My Lords, I join other noble Lords in thanking the noble Lord, Lord Lisvane, for securing this timely debate. In the past week, the business of the House and the other place has been taken up almost entirely by considering fairly fundamental aspects of the governance of this country. Some may think that this has been fine and has not caused great disruption, but considering that it has meant reviewing all possible methods of bringing about constitutional change, it was bound to give new life to all the arguments about further reforms in our constitutional settlement.
As emphasised by the noble Lord, Lord Empey, that is particularly true for Scotland. This subject has a long history, of course, in which I always take an interest even if for no other reason than so many of my direct ancestors have been personally involved. Depending on your view, my family can be either credited or blamed for much that has happened in Scotland throughout her history.
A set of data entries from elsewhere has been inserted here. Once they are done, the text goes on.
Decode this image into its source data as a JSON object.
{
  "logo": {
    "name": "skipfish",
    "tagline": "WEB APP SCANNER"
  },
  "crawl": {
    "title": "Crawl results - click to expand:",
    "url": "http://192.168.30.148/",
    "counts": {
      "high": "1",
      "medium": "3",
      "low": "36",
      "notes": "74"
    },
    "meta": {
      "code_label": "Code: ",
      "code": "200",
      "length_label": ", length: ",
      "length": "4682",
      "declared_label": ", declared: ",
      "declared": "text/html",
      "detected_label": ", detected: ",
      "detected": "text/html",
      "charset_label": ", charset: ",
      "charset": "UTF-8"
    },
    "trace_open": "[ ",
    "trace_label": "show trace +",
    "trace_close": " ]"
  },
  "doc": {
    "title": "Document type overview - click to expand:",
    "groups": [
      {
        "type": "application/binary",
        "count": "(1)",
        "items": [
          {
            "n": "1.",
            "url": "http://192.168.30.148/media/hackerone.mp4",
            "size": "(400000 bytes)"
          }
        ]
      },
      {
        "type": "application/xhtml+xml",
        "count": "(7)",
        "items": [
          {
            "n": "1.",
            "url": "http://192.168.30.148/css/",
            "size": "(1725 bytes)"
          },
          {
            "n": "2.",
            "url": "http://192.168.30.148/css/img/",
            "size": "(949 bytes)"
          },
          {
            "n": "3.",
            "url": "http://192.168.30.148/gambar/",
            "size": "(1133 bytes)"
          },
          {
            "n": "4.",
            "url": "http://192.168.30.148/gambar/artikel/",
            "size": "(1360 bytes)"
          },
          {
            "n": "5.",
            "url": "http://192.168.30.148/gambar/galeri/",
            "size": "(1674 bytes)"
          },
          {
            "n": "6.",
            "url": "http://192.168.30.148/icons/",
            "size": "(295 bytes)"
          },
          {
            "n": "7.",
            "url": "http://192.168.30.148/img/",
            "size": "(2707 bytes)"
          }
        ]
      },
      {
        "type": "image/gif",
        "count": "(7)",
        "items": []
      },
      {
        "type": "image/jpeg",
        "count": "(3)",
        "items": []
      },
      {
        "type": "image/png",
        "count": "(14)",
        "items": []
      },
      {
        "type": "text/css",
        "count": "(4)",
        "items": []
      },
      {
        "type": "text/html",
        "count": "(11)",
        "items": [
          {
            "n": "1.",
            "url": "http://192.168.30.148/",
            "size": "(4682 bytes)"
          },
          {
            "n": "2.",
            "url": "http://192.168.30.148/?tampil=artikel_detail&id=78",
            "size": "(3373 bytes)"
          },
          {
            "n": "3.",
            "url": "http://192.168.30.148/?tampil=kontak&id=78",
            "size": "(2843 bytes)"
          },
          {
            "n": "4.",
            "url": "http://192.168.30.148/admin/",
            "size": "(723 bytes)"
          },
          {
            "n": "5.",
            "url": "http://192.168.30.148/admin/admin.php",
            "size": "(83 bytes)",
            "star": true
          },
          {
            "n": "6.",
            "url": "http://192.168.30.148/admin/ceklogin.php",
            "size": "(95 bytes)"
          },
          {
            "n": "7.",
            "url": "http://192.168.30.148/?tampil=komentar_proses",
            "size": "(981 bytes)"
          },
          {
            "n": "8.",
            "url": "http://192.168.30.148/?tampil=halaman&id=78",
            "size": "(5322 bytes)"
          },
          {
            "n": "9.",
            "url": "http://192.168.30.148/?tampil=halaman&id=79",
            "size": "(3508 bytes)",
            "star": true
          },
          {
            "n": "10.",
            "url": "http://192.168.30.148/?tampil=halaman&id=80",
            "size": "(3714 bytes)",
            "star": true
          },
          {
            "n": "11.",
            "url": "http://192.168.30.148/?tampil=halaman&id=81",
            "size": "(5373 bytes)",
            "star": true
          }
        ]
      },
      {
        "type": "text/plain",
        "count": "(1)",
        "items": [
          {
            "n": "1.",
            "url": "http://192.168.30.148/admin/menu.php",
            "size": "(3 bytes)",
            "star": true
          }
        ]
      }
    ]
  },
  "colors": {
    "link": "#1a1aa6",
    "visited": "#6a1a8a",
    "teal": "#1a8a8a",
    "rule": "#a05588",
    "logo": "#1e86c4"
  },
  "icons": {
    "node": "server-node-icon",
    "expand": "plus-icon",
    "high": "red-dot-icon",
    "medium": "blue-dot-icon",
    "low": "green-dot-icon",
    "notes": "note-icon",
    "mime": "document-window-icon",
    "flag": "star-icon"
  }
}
We were one of the signatories of the Declaration of Arbroath in 1320, resisting the pretensions of Edward I. A little later, a member of my family known as the 1st Marquis was one of the first signatories of the Scottish Covenant in 1638, objecting to the impositions and taxes of Charles I. Then, in 1707, as President of the Council in the Scottish Parliament, we oversaw the passing of the Act of Union and the financial and economic benefit that stemmed from that. Even more recently, I could consider my grandfather, who got into a spot of bother in 1932 for suggesting that Scotland should benefit from an element of devolution similar to what we have today.
So I have followed in great detail all the devolution legislation that has come through this House. Once the original Scottish devolution Act had been passed, those who put it together adopted as their mantra that devolution is not an Act of Parliament but a process. From day one, the practical rules have been subject to tweaks, adjustments and memoranda of understanding. No doubt this has been a great boon to the civil servants involved and those in the Scottish Government for their daily workings, but it has probably worked quite well even for the Scottish Parliament. However, what I feel has been missing is any chance for the UK legislature to consider whether these things suited the settlement that Scotland had within the UK and the interests of the UK Parliament at the time they were introduced. We have of course considered them when we have periodically reconsidered the Scotland Act, but that has been very much later.
There are a number of issues over which there is current contention. I wonder if there is any way that my noble friend the Minister can give us an indication of the grounds on which the Government are pursuing the case in the Supreme Court. This seems to be a question of the competence of the Scotland Act 1998 as regards the devolution of powers over agriculture and fisheries that were, and still are, the responsibility of the European Union. Section 29(2)(a) of the Act states:
“A provision is outside that competence”— of the Scottish Parliament if—
“it would form part of the law of a country or territory other than Scotland, or confer … functions exercisable otherwise than in or as regards Scotland”,
which at the present moment still applies to both fisheries and agriculture. For the outcome, we will have to wait for the judgment of the court, but the noble Lord, Lord Lisvane, has put his finger on a vital component which is needed: we need respect from both sides and it applies in both ways.